I have kept a Reader's Digest subscription going for years; the size is perfect for slipping in a purse (or lunchbox, in Cliff's case) so it's handy for those times when we're somewhere waiting, for instance at a doctor's or dentist's office. The articles are brief, so you're not committing to a lot of time when you start reading. I've learned a lot from Reader's Digest.
However, my subscription lapsed, and I've decided this is one thing we can easily do without. I know it's time to renew, because they've been sending me bills for a couple of months. But I didn't renew, so why are they sending me bills that sound like I re-subscribed? In fact, they've sent me two magazines that I shouldn't have received, and the tone of their little notes make me feel more like a freeloader with each reminder.
I found a phone number on the bill Thursday and gave them a call.
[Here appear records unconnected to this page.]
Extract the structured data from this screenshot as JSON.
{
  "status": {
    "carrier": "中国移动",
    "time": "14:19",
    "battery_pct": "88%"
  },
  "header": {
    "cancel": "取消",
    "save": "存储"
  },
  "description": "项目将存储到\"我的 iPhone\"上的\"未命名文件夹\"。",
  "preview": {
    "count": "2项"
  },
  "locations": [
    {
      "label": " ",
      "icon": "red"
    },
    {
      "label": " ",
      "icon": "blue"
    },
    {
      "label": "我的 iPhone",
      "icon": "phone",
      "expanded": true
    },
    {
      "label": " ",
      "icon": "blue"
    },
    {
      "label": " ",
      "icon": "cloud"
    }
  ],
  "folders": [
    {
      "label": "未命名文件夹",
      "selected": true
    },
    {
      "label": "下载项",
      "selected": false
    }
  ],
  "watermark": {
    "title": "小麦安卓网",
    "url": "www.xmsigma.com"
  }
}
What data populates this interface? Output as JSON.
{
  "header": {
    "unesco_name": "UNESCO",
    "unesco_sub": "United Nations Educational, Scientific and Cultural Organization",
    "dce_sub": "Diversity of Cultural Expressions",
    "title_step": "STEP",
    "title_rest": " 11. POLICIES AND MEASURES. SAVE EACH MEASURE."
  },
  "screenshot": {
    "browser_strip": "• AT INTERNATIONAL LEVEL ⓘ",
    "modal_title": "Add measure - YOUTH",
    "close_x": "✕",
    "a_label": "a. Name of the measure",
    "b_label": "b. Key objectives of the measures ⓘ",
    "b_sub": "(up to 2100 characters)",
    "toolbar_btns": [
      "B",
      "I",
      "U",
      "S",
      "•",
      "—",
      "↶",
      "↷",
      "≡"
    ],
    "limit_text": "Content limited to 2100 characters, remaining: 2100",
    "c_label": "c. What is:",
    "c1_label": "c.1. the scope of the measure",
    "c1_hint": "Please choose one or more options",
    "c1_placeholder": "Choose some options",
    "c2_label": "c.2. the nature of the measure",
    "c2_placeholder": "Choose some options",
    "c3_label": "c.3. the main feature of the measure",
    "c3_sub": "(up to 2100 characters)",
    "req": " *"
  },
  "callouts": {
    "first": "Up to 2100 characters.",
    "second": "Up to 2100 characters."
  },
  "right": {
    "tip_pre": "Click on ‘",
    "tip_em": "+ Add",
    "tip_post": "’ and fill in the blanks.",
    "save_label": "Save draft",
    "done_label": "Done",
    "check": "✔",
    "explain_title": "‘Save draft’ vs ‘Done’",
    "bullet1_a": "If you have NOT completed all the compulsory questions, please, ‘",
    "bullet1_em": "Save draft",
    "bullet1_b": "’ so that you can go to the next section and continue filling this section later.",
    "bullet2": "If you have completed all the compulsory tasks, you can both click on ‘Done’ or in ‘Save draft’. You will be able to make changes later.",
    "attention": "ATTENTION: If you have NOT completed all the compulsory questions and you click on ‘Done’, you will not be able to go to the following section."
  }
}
I explained the problem to the customer service person and gave her my name and address.
"Oh," she said, "you're on automatic renewal."
What? I never asked for that!
She took me off the plan and graciously told me I could keep the two magazines that I wasn't supposed to receive.
I just wonder how many people renew their subscriptions who otherwise would not, if they hadn't been bullied into "automatically renewal"?
The same day, I received a credit card bill charging me $1.82 in interest; I had made no purchases, so how did I rack up interest? We're down to three credit cards, and I still have to weed at least one of them out; I just haven't decided which one. I've gotten rid of Kohl's, Home Depot, Sears, and two gasoline credit cards. I kept these for years because credit card holders get special deals; it was really hard to destroy my Kohl's card, because that's where I buy shoes, and sometimes I got 30% off a sale price as a card-holder. Still, we do not need all that plastic filling up our billfolds.
If I get angry with any of my remaining three card providers, they are history. I was ready to tell somebody that when I called Chase card customer service.
This summer we used that card to excess (the Arkansas trip and lots of diesel fuel for tractors), and in the end it took me three months to pay them off. We swore never to let that happen again, even if we have to sit at home for the rest of our lives.
The lady explained to me that ours is a revolving charge account and the $1.82 is carried over from the previous month.
Just as I was getting ready to tell her what she could do with my account, she said, "Oh, wait; I think I can take that off your bill. Yes, I can; it should show up as being removed within a few days."
So I still have a decision to make about which card I get rid of. I'll wait and see if that $1.82 really is removed before I decide.
Here's a video to show you how my dog, Iris, plays with shadows. She also plays with beams of light, and chases birds flying overhead. She's nuts.